"* * * it has come to mean more than bare suspicion: Probable cause exists where `the facts and circumstances within their [the officers'] knowledge and of which they had reasonably trustworthy information [are] sufficient in themselves to warrant a man of reasonable caution in the belief that' an offense has been or is being committed."
We think that United States v. Thacker, 382 F.2d 732 (6th Cir. 1967), is controlling. In that case a Government Agent had received information over the telephone from a person, known to him, that the appellant would be in a certain location in a few minutes driving a described type of vehicle and that he would have whiskey in his car. In rejecting the challenge to the search based upon the information from a known informant from whom the Government Agent had never previously received information, this Court said at page 734:

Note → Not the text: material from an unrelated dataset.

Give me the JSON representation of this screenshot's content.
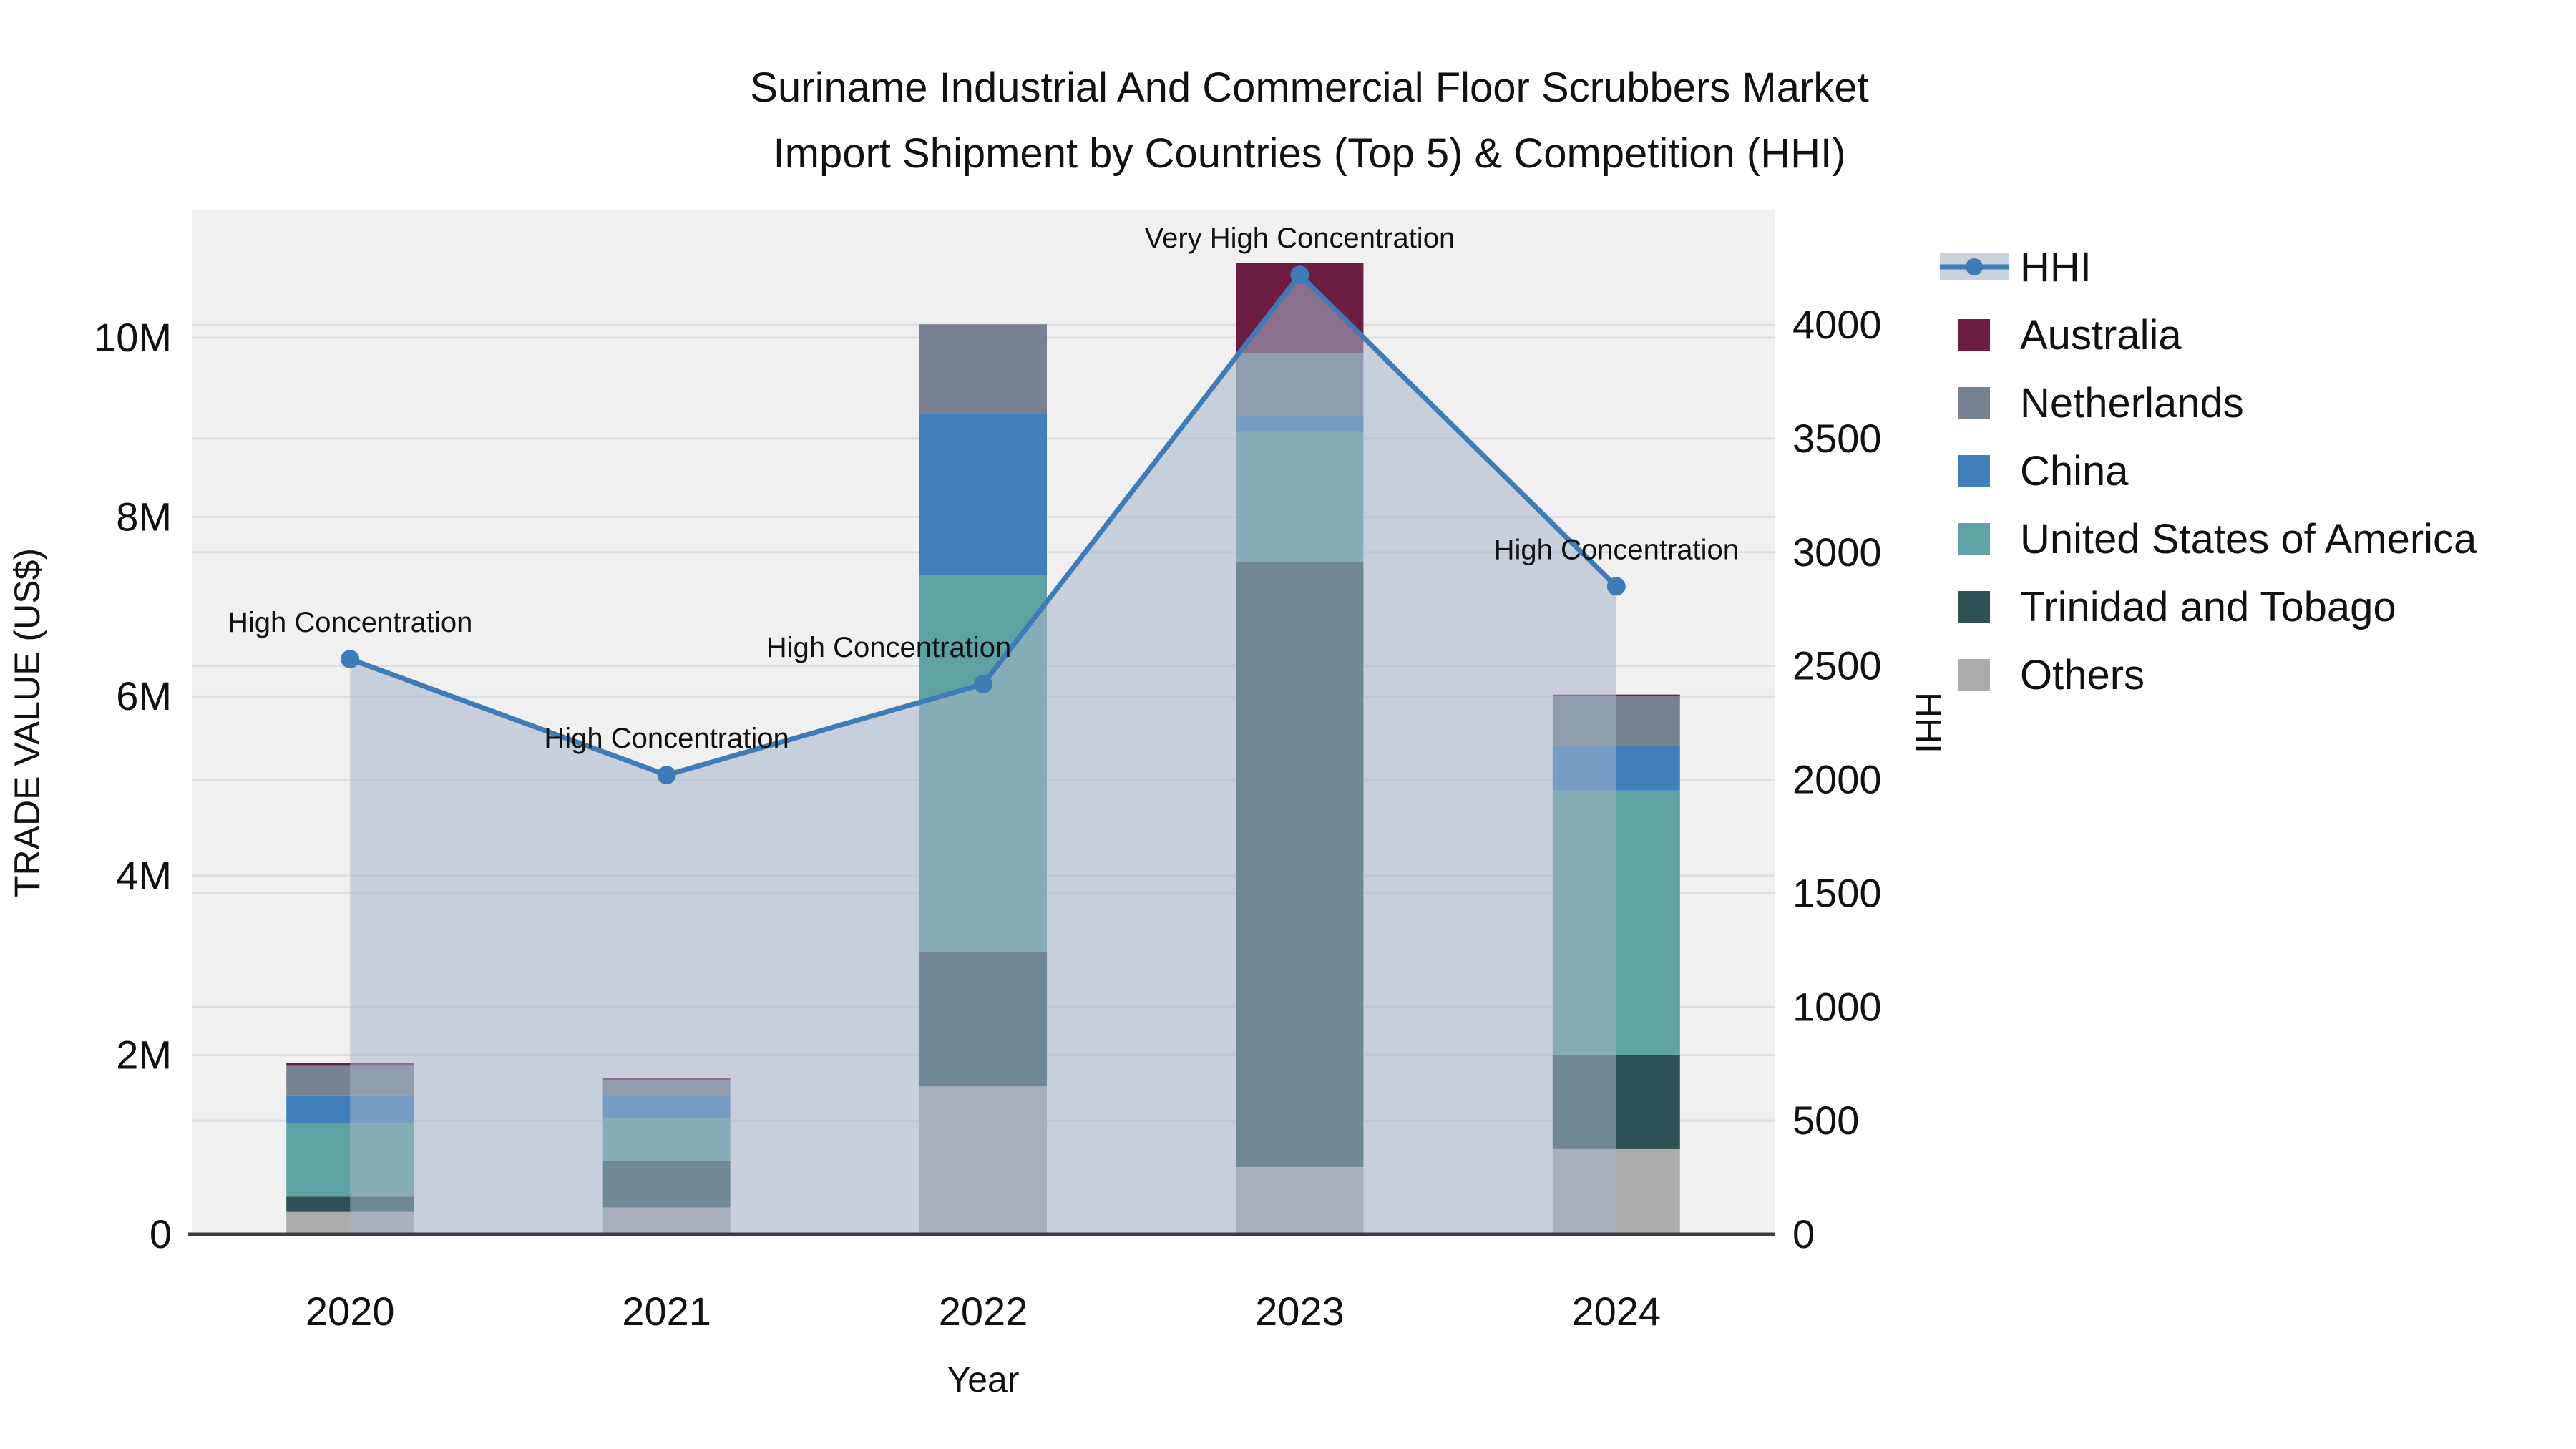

"In the instant case, the arresting officer had information from an informer whom he knew personally and whom he had no reason to doubt. We reject appellant's contention that this information should not be credited since the informer was unnamed and had never previously given any information to the agent. * * * Moreover, we hold that the trustworthiness of the informant may be established in ways other than prior reliability as a tipster. Here agent Bauer knew his informant and had no reason to doubt him."
In the present case we have a known informant who had given information before, who stated that the appellant would be hauling illegal whiskey to Chattanooga "within a couple of days." The Highway Patrolman who received the tip observed the appellant driving in the direction of Chattanooga with a car heavily loaded in the rear which he knew to be a different "profile" than that the car had had on a very recent day. This Court is of the opinion that the officer had probable cause to stop the appellant and search the motor vehicle and make the arrest either himself or in company with another officer, who arrived on the scene within less than an hour from the time the appellant was first stopped.
For the reasons herein stated the judgment of the Trial Court is affirmed.